*What you should do*
The response should contain only those lines of the entries below that include the string "content".

*Data shown*
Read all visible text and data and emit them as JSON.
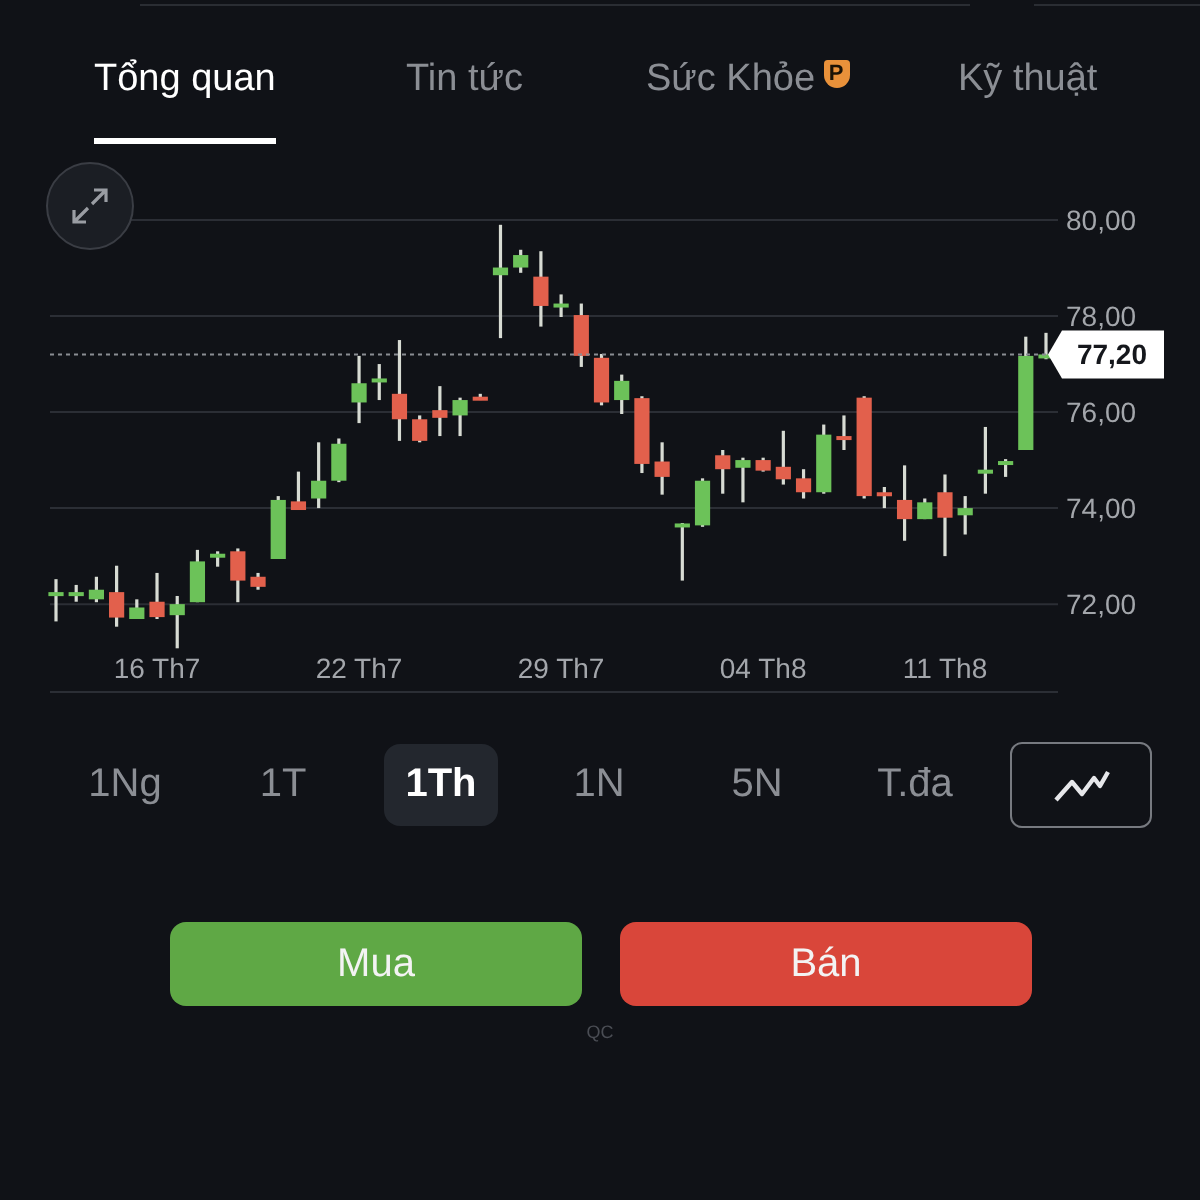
{
  "tabs": [
    {
      "label": "Tổng quan",
      "selected": true
    },
    {
      "label": "Tin tức",
      "selected": false
    },
    {
      "label": "Sức Khỏe",
      "selected": false,
      "badge": "P"
    },
    {
      "label": "Kỹ thuật",
      "selected": false
    }
  ],
  "chart": {
    "chart_data": {
      "type": "candlestick",
      "grid": true,
      "ylim": [
        70.17,
        80
      ],
      "yticks": [
        {
          "value": 80,
          "label": "80,00"
        },
        {
          "value": 78,
          "label": "78,00"
        },
        {
          "value": 76,
          "label": "76,00"
        },
        {
          "value": 74,
          "label": "74,00"
        },
        {
          "value": 72,
          "label": "72,00"
        }
      ],
      "categories": [
        null,
        null,
        null,
        null,
        null,
        "16 Th7",
        null,
        null,
        null,
        null,
        null,
        null,
        null,
        null,
        null,
        "22 Th7",
        null,
        null,
        null,
        null,
        null,
        null,
        null,
        null,
        null,
        "29 Th7",
        null,
        null,
        null,
        null,
        null,
        null,
        null,
        null,
        null,
        "04 Th8",
        null,
        null,
        null,
        null,
        null,
        null,
        null,
        null,
        "11 Th8",
        null,
        null,
        null,
        null,
        null
      ],
      "ohlc": [
        [
          72.17,
          72.52,
          71.64,
          72.25
        ],
        [
          72.2,
          72.4,
          72.05,
          72.25
        ],
        [
          72.1,
          72.57,
          72.04,
          72.3
        ],
        [
          72.25,
          72.8,
          71.53,
          71.72
        ],
        [
          71.69,
          72.1,
          71.69,
          71.93
        ],
        [
          72.05,
          72.65,
          71.69,
          71.73
        ],
        [
          71.77,
          72.17,
          71.08,
          72.0
        ],
        [
          72.04,
          73.13,
          72.04,
          72.89
        ],
        [
          72.97,
          73.1,
          72.78,
          73.05
        ],
        [
          73.1,
          73.16,
          72.04,
          72.49
        ],
        [
          72.57,
          72.65,
          72.3,
          72.36
        ],
        [
          72.94,
          74.25,
          72.94,
          74.17
        ],
        [
          74.14,
          74.76,
          73.96,
          73.96
        ],
        [
          74.2,
          75.37,
          74.0,
          74.57
        ],
        [
          74.57,
          75.45,
          74.54,
          75.34
        ],
        [
          76.2,
          77.17,
          75.77,
          76.6
        ],
        [
          76.65,
          77.0,
          76.25,
          76.7
        ],
        [
          76.38,
          77.5,
          75.4,
          75.85
        ],
        [
          75.85,
          75.93,
          75.37,
          75.4
        ],
        [
          76.04,
          76.54,
          75.5,
          75.88
        ],
        [
          75.93,
          76.3,
          75.5,
          76.25
        ],
        [
          76.32,
          76.38,
          76.25,
          76.28
        ],
        [
          78.85,
          79.9,
          77.54,
          79.01
        ],
        [
          79.01,
          79.38,
          78.9,
          79.27
        ],
        [
          78.82,
          79.35,
          77.78,
          78.21
        ],
        [
          78.2,
          78.45,
          77.98,
          78.26
        ],
        [
          78.02,
          78.26,
          76.94,
          77.17
        ],
        [
          77.13,
          77.21,
          76.14,
          76.2
        ],
        [
          76.25,
          76.78,
          75.96,
          76.65
        ],
        [
          76.29,
          76.33,
          74.73,
          74.92
        ],
        [
          74.97,
          75.37,
          74.28,
          74.65
        ],
        [
          73.6,
          73.69,
          72.49,
          73.68
        ],
        [
          73.64,
          74.62,
          73.61,
          74.57
        ],
        [
          75.1,
          75.21,
          74.3,
          74.81
        ],
        [
          74.84,
          75.05,
          74.12,
          75.0
        ],
        [
          75.0,
          75.05,
          74.76,
          74.78
        ],
        [
          74.86,
          75.61,
          74.49,
          74.6
        ],
        [
          74.62,
          74.81,
          74.2,
          74.33
        ],
        [
          74.33,
          75.74,
          74.3,
          75.53
        ],
        [
          75.5,
          75.93,
          75.21,
          75.45
        ],
        [
          76.3,
          76.33,
          74.2,
          74.25
        ],
        [
          74.33,
          74.44,
          74.0,
          74.3
        ],
        [
          74.17,
          74.89,
          73.32,
          73.77
        ],
        [
          73.77,
          74.2,
          73.77,
          74.12
        ],
        [
          74.33,
          74.7,
          73.0,
          73.8
        ],
        [
          73.85,
          74.25,
          73.45,
          74.0
        ],
        [
          74.75,
          75.69,
          74.3,
          74.8
        ],
        [
          74.9,
          75.02,
          74.65,
          74.98
        ],
        [
          75.21,
          77.57,
          75.21,
          77.17
        ],
        [
          77.17,
          77.65,
          77.1,
          77.2
        ]
      ],
      "ref_lines": [
        {
          "axis": "y",
          "value": 77.2,
          "label": "77,20"
        }
      ]
    }
  },
  "ranges": [
    {
      "label": "1Ng",
      "selected": false
    },
    {
      "label": "1T",
      "selected": false
    },
    {
      "label": "1Th",
      "selected": true
    },
    {
      "label": "1N",
      "selected": false
    },
    {
      "label": "5N",
      "selected": false
    },
    {
      "label": "T.đa",
      "selected": false
    }
  ],
  "actions": [
    {
      "label": "Mua",
      "kind": "buy"
    },
    {
      "label": "Bán",
      "kind": "sell"
    }
  ],
  "ad_label": "QC"
}
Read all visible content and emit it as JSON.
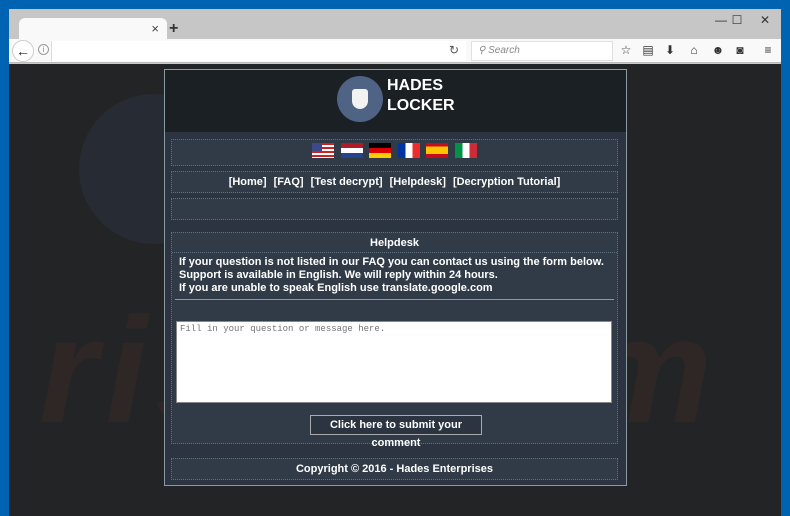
{
  "browser": {
    "tab_close": "×",
    "new_tab": "+",
    "minimize": "—",
    "maximize": "☐",
    "close": "✕",
    "back": "←",
    "info": "i",
    "reload": "↻",
    "search_placeholder": "Search",
    "toolbar_icons": [
      "star-icon",
      "clipboard-icon",
      "download-icon",
      "home-icon",
      "chat-icon",
      "pocket-icon",
      "menu-icon"
    ]
  },
  "site": {
    "brand_line1": "HADES",
    "brand_line2": "LOCKER",
    "flags": [
      "US",
      "NL",
      "DE",
      "FR",
      "ES",
      "IT"
    ],
    "nav": [
      "[Home]",
      "[FAQ]",
      "[Test decrypt]",
      "[Helpdesk]",
      "[Decryption Tutorial]"
    ],
    "helpdesk": {
      "title": "Helpdesk",
      "line1": "If your question is not listed in our FAQ you can contact us using the form below.",
      "line2": "Support is available in English. We will reply within 24 hours.",
      "line3_prefix": "If you are unable to speak English use ",
      "line3_link": "translate.google.com",
      "textarea_placeholder": "Fill in your question or message here.",
      "submit_label": "Click here to submit your comment"
    },
    "footer": "Copyright © 2016 - Hades Enterprises"
  }
}
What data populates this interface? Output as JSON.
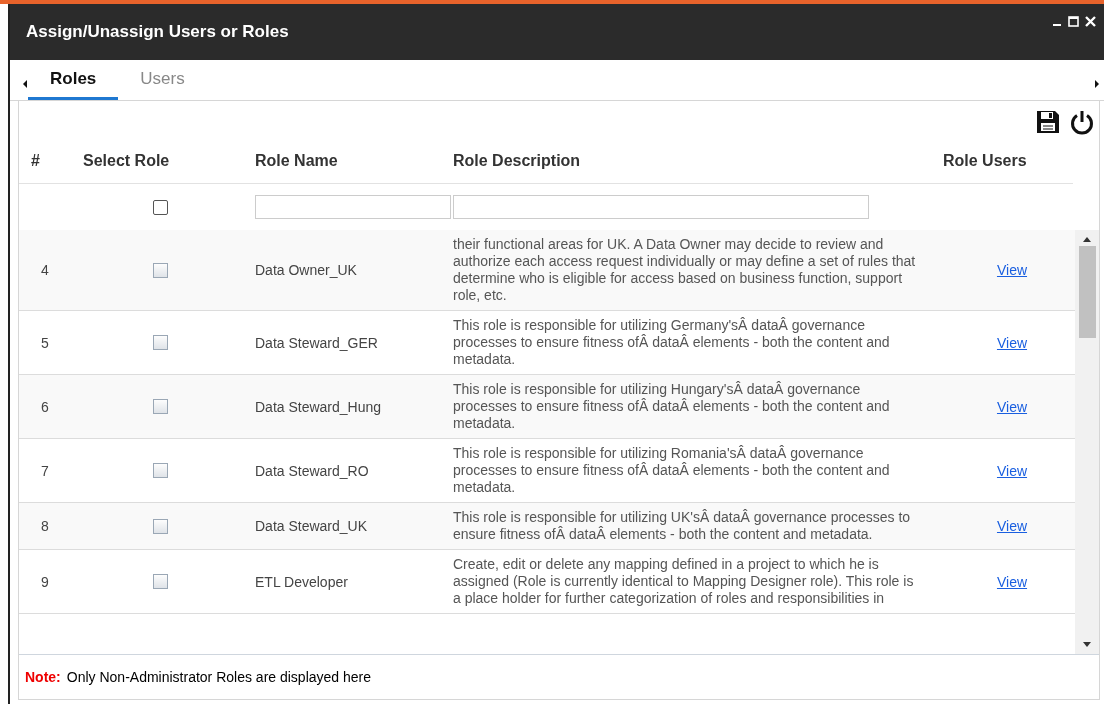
{
  "window": {
    "title": "Assign/Unassign Users or Roles"
  },
  "tabs": [
    {
      "label": "Roles",
      "selected": true
    },
    {
      "label": "Users",
      "selected": false
    }
  ],
  "table": {
    "columns": [
      "#",
      "Select Role",
      "Role Name",
      "Role Description",
      "Role Users"
    ],
    "filter": {
      "select_all": {
        "checked": false
      }
    },
    "rows": [
      {
        "number": "4",
        "checked": false,
        "name": "Data Owner_UK",
        "description": "their functional areas for UK. A Data Owner may decide to review and authorize each access request individually or may define a set of rules that determine who is eligible for access based on business function, support role, etc.",
        "users_link": "View"
      },
      {
        "number": "5",
        "checked": false,
        "name": "Data Steward_GER",
        "description": "This role is responsible for utilizing Germany'sÂ dataÂ governance processes to ensure fitness ofÂ dataÂ elements - both the content and metadata.",
        "users_link": "View"
      },
      {
        "number": "6",
        "checked": false,
        "name": "Data Steward_Hung",
        "description": "This role is responsible for utilizing Hungary'sÂ dataÂ governance processes to ensure fitness ofÂ dataÂ elements - both the content and metadata.",
        "users_link": "View"
      },
      {
        "number": "7",
        "checked": false,
        "name": "Data Steward_RO",
        "description": "This role is responsible for utilizing Romania'sÂ dataÂ governance processes to ensure fitness ofÂ dataÂ elements - both the content and metadata.",
        "users_link": "View"
      },
      {
        "number": "8",
        "checked": false,
        "name": "Data Steward_UK",
        "description": "This role is responsible for utilizing UK'sÂ dataÂ governance processes to ensure fitness ofÂ dataÂ elements - both the content and metadata.",
        "users_link": "View"
      },
      {
        "number": "9",
        "checked": false,
        "name": "ETL Developer",
        "description": "Create, edit or delete any mapping defined in a project to which he is assigned (Role is currently identical to Mapping Designer role). This role is a place holder for further categorization of roles and responsibilities in",
        "users_link": "View"
      }
    ]
  },
  "note": {
    "label": "Note:",
    "text": "Only Non-Administrator Roles are displayed here"
  }
}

*Solution to this task*
Read all visible content and emit it as JSON.
        "description": "This role is responsible for utilizing Germany'sÂ dataÂ governance processes to ensure fitness ofÂ dataÂ elements - both the content and metadata.",
        "description": "This role is responsible for utilizing Hungary'sÂ dataÂ governance processes to ensure fitness ofÂ dataÂ elements - both the content and metadata.",
        "description": "This role is responsible for utilizing Romania'sÂ dataÂ governance processes to ensure fitness ofÂ dataÂ elements - both the content and metadata.",
        "description": "This role is responsible for utilizing UK'sÂ dataÂ governance processes to ensure fitness ofÂ dataÂ elements - both the content and metadata.",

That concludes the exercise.